This post originally appeared on Northeastern Global News. It was published by Beth Treffeisen.
Tucked in between videos of friends, family or silly dances and pranks are promoted advertisements, often not labeled, to get users to buy the latest products. A simple scroll through TikTok can garner thousands of videos of everyday people reviewing products from fashion, beauty, fitness, cars and technology.
Behind those reviews are influencers or enthusiasts who post product recommendations, often for pay by the brand, which can skew the critique in favor of the firm.
The newest trend on social media platforms is de-influencing—influencers urging followers to think twice about impulse-purchasing certain cult-favorite products, often in favor of cheaper alternatives. De-influencing is being pushed as an anti-consumption trend, especially as many feel the crunch of their wallets due to higher living costs.

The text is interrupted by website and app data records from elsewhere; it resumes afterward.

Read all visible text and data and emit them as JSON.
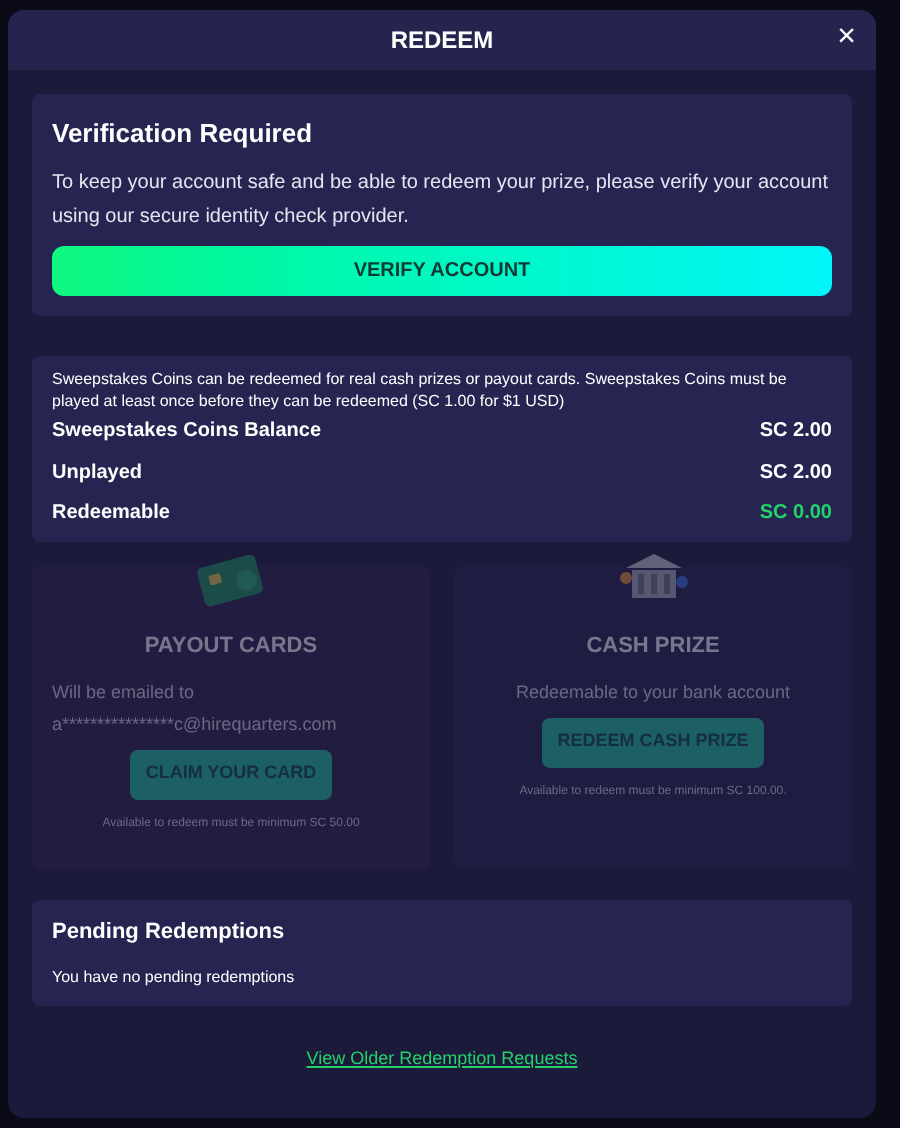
{
  "dialog": {
    "title": "REDEEM",
    "close": "×"
  },
  "verification": {
    "title": "Verification Required",
    "text": "To keep your account safe and be able to redeem your prize, please verify your account using our secure identity check provider.",
    "button": "VERIFY ACCOUNT"
  },
  "balance": {
    "note": "Sweepstakes Coins can be redeemed for real cash prizes or payout cards. Sweepstakes Coins must be played at least once before they can be redeemed (SC 1.00 for $1 USD)",
    "rows": [
      {
        "label": "Sweepstakes Coins Balance",
        "value": "SC 2.00",
        "highlight": false
      },
      {
        "label": "Unplayed",
        "value": "SC 2.00",
        "highlight": false
      },
      {
        "label": "Redeemable",
        "value": "SC 0.00",
        "highlight": true
      }
    ]
  },
  "options": [
    {
      "kind": "card",
      "title": "PAYOUT CARDS",
      "lines": [
        "Will be emailed to",
        "a****************c@hirequarters.com"
      ],
      "button": "CLAIM YOUR CARD",
      "note": "Available to redeem must be minimum SC 50.00",
      "disabled": true
    },
    {
      "kind": "bank",
      "title": "CASH PRIZE",
      "lines": [
        "Redeemable to your bank account"
      ],
      "button": "REDEEM CASH PRIZE",
      "note": "Available to redeem must be minimum SC 100.00.",
      "disabled": true
    }
  ],
  "pending": {
    "title": "Pending Redemptions",
    "text": "You have no pending redemptions"
  },
  "link": "View Older Redemption Requests"
}
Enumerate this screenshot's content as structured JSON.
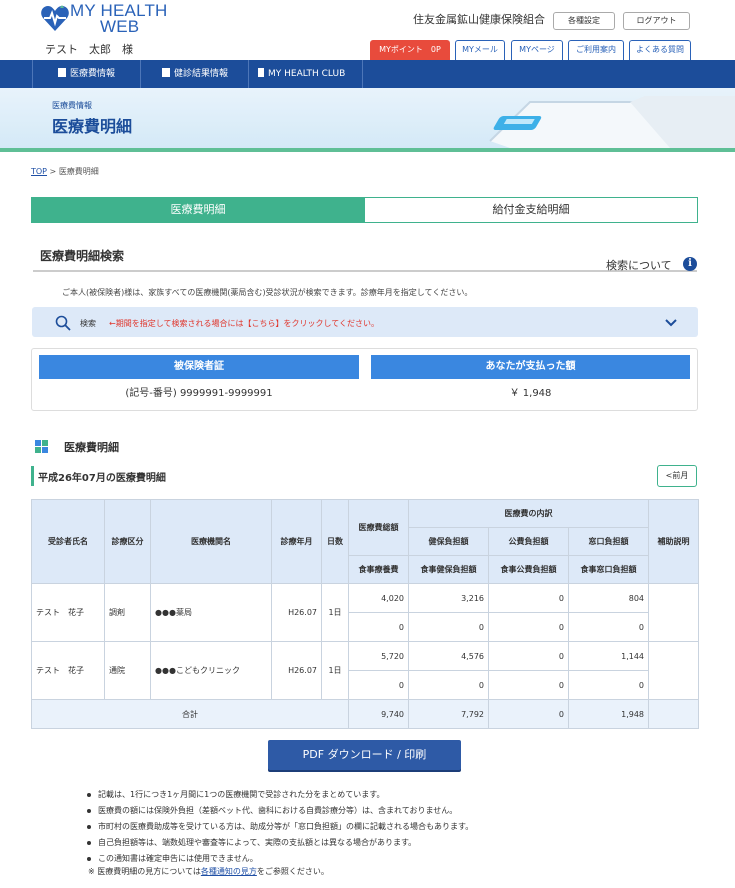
{
  "header": {
    "logo_line1": "MY HEALTH",
    "logo_line2": "WEB",
    "user_name": "テスト　太郎　様",
    "org_name": "住友金属鉱山健康保険組合",
    "settings_label": "各種設定",
    "logout_label": "ログアウト",
    "tabs": [
      "MYポイント　0P",
      "MYメール",
      "MYページ",
      "ご利用案内",
      "よくある質問"
    ]
  },
  "nav": {
    "items": [
      "医療費情報",
      "健診結果情報",
      "MY HEALTH CLUB"
    ]
  },
  "banner": {
    "subtitle": "医療費情報",
    "title": "医療費明細"
  },
  "breadcrumb": {
    "top": "TOP",
    "sep": " > ",
    "current": "医療費明細"
  },
  "tabs": {
    "active": "医療費明細",
    "inactive": "給付金支給明細"
  },
  "search": {
    "title": "医療費明細検索",
    "about": "検索について",
    "description": "ご本人(被保険者)様は、家族すべての医療機関(薬局含む)受診状況が検索できます。診療年月を指定してください。",
    "label": "検索",
    "note": "←期間を指定して検索される場合には【こちら】をクリックしてください。"
  },
  "summary": {
    "insured_head": "被保険者証",
    "insured_value": "(記号-番号) 9999991-9999991",
    "paid_head": "あなたが支払った額",
    "paid_value": "￥ 1,948"
  },
  "detail": {
    "section_title": "医療費明細",
    "month_title": "平成26年07月の医療費明細",
    "prev_button": "<前月",
    "headers": {
      "patient": "受診者氏名",
      "category": "診療区分",
      "institution": "医療機関名",
      "date": "診療年月",
      "days": "日数",
      "total": "医療費総額",
      "breakdown": "医療費の内訳",
      "supplement": "補助説明",
      "food_total": "食事療養費",
      "insurance": "健保負担額",
      "public": "公費負担額",
      "window": "窓口負担額",
      "food_insurance": "食事健保負担額",
      "food_public": "食事公費負担額",
      "food_window": "食事窓口負担額"
    },
    "rows": [
      {
        "patient": "テスト　花子",
        "category": "調剤",
        "institution": "●●●薬局",
        "date": "H26.07",
        "days": "1日",
        "total": "4,020",
        "insurance": "3,216",
        "public": "0",
        "window": "804",
        "food_total": "0",
        "food_insurance": "0",
        "food_public": "0",
        "food_window": "0"
      },
      {
        "patient": "テスト　花子",
        "category": "通院",
        "institution": "●●●こどもクリニック",
        "date": "H26.07",
        "days": "1日",
        "total": "5,720",
        "insurance": "4,576",
        "public": "0",
        "window": "1,144",
        "food_total": "0",
        "food_insurance": "0",
        "food_public": "0",
        "food_window": "0"
      }
    ],
    "sum": {
      "label": "合計",
      "total": "9,740",
      "insurance": "7,792",
      "public": "0",
      "window": "1,948"
    }
  },
  "pdf_button": "PDF ダウンロード / 印刷",
  "notes": [
    "記載は、1行につき1ヶ月間に1つの医療機関で受診された分をまとめています。",
    "医療費の額には保険外負担（差額ベット代、歯科における自費診療分等）は、含まれておりません。",
    "市町村の医療費助成等を受けている方は、助成分等が「窓口負担額」の欄に記載される場合もあります。",
    "自己負担額等は、端数処理や審査等によって、実際の支払額とは異なる場合があります。",
    "この通知書は確定申告には使用できません。"
  ],
  "footnote": {
    "prefix": "※ 医療費明細の見方については",
    "link": "各種通知の見方",
    "suffix": "をご参照ください。"
  },
  "colors": {
    "brand_blue": "#1c4d9a",
    "accent_green": "#3fb28d",
    "header_blue": "#3a87e0",
    "alert_red": "#e0352b"
  }
}
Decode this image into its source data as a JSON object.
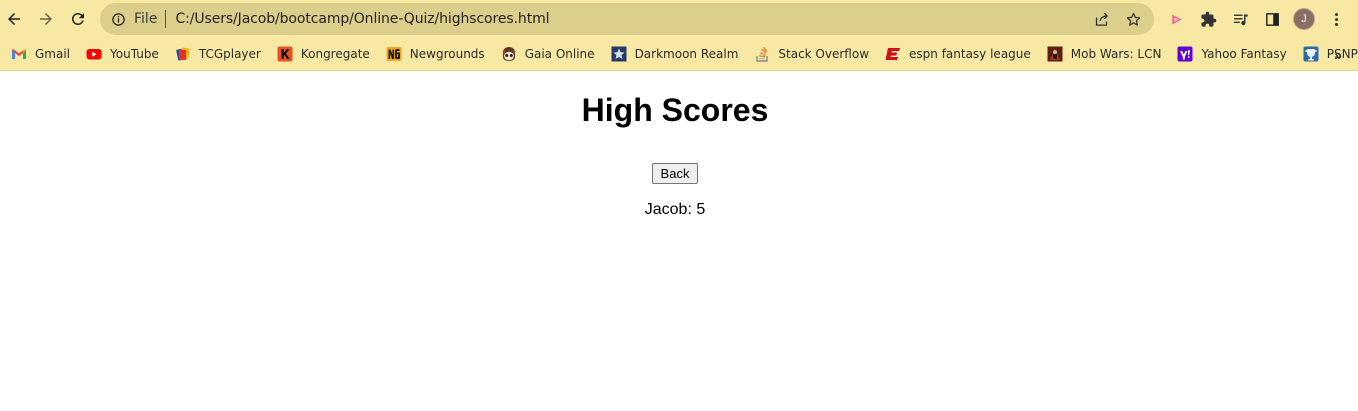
{
  "browser": {
    "omnibox": {
      "scheme_label": "File",
      "url": "C:/Users/Jacob/bootcamp/Online-Quiz/highscores.html"
    },
    "profile_initial": "J",
    "bookmarks": [
      {
        "label": "Gmail",
        "icon": "gmail-icon"
      },
      {
        "label": "YouTube",
        "icon": "youtube-icon"
      },
      {
        "label": "TCGplayer",
        "icon": "tcgplayer-icon"
      },
      {
        "label": "Kongregate",
        "icon": "kongregate-icon"
      },
      {
        "label": "Newgrounds",
        "icon": "newgrounds-icon"
      },
      {
        "label": "Gaia Online",
        "icon": "gaia-online-icon"
      },
      {
        "label": "Darkmoon Realm",
        "icon": "darkmoon-realm-icon"
      },
      {
        "label": "Stack Overflow",
        "icon": "stack-overflow-icon"
      },
      {
        "label": "espn fantasy league",
        "icon": "espn-icon"
      },
      {
        "label": "Mob Wars: LCN",
        "icon": "mob-wars-icon"
      },
      {
        "label": "Yahoo Fantasy",
        "icon": "yahoo-icon"
      },
      {
        "label": "PSNProfiles",
        "icon": "psnprofiles-icon"
      }
    ],
    "bookmarks_more": "»",
    "colors": {
      "chrome_bg": "#f7e8a4",
      "omnibox_bg": "#dccf8c"
    }
  },
  "page": {
    "title": "High Scores",
    "back_button_label": "Back",
    "scores": [
      "Jacob: 5"
    ]
  }
}
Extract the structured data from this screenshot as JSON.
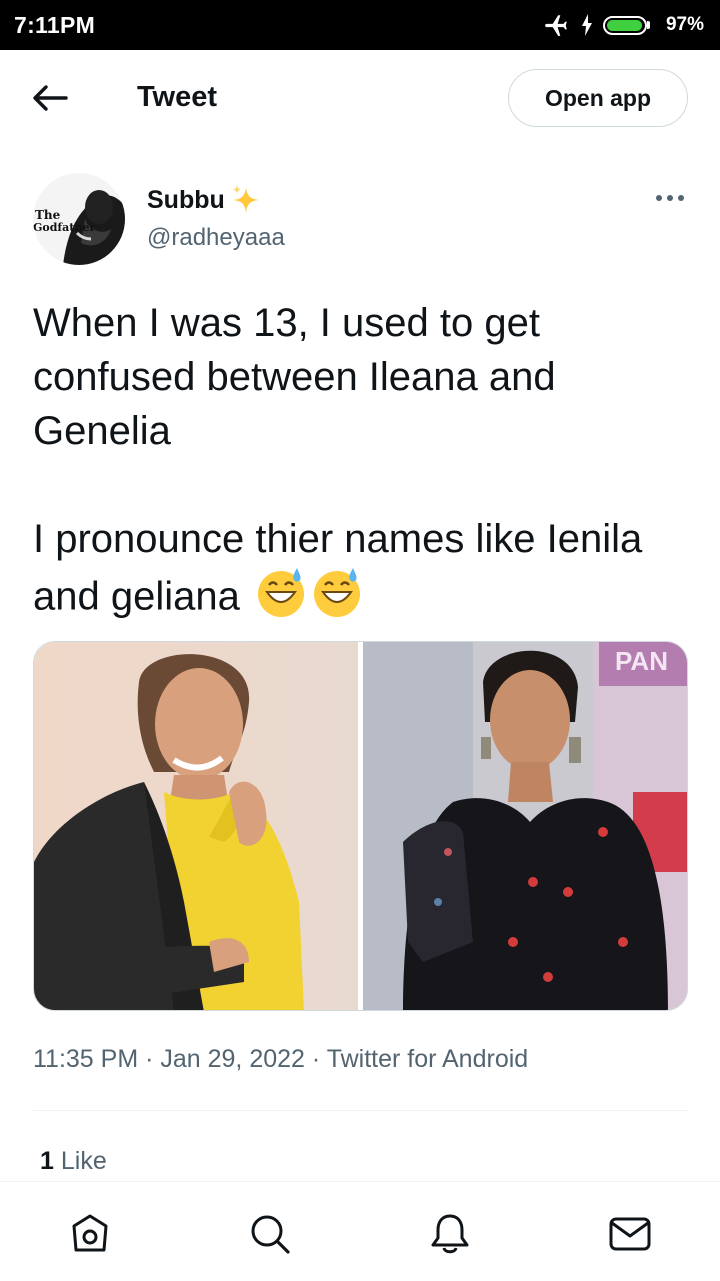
{
  "status_bar": {
    "time": "7:11PM",
    "battery_percent": "97%",
    "battery_level": 0.97,
    "icons": [
      "airplane-icon",
      "charging-bolt-icon",
      "battery-icon"
    ]
  },
  "top_nav": {
    "title": "Tweet",
    "back_icon": "arrow-left-icon",
    "open_app_label": "Open app"
  },
  "tweet": {
    "author": {
      "display_name": "Subbu",
      "name_emoji_icon": "sparkles-icon",
      "handle": "@radheyaaa",
      "avatar_text": "The Godfather"
    },
    "text": "When I was 13, I used to get confused between Ileana and Genelia\n\nI pronounce thier names like Ienila and geliana",
    "trailing_emoji": [
      "grinning-sweat-emoji",
      "grinning-sweat-emoji"
    ],
    "media": [
      {
        "description_icon": "photo-woman-yellow-blazer"
      },
      {
        "description_icon": "photo-woman-black-saree",
        "backdrop_text": "PAN"
      }
    ],
    "timestamp": "11:35 PM · Jan 29, 2022 · Twitter for Android",
    "likes_count": "1",
    "likes_label": "Like"
  },
  "bottom_nav": {
    "tabs": [
      "home-icon",
      "search-icon",
      "notifications-bell-icon",
      "messages-envelope-icon"
    ]
  },
  "colors": {
    "text_primary": "#0f1419",
    "text_secondary": "#536471",
    "border": "#cfd9de",
    "battery_green": "#3fcf3f",
    "status_bar_bg": "#000000"
  }
}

However, experts warn that this fad—which may seem rose-colored by its messaging—is just another marketing scheme.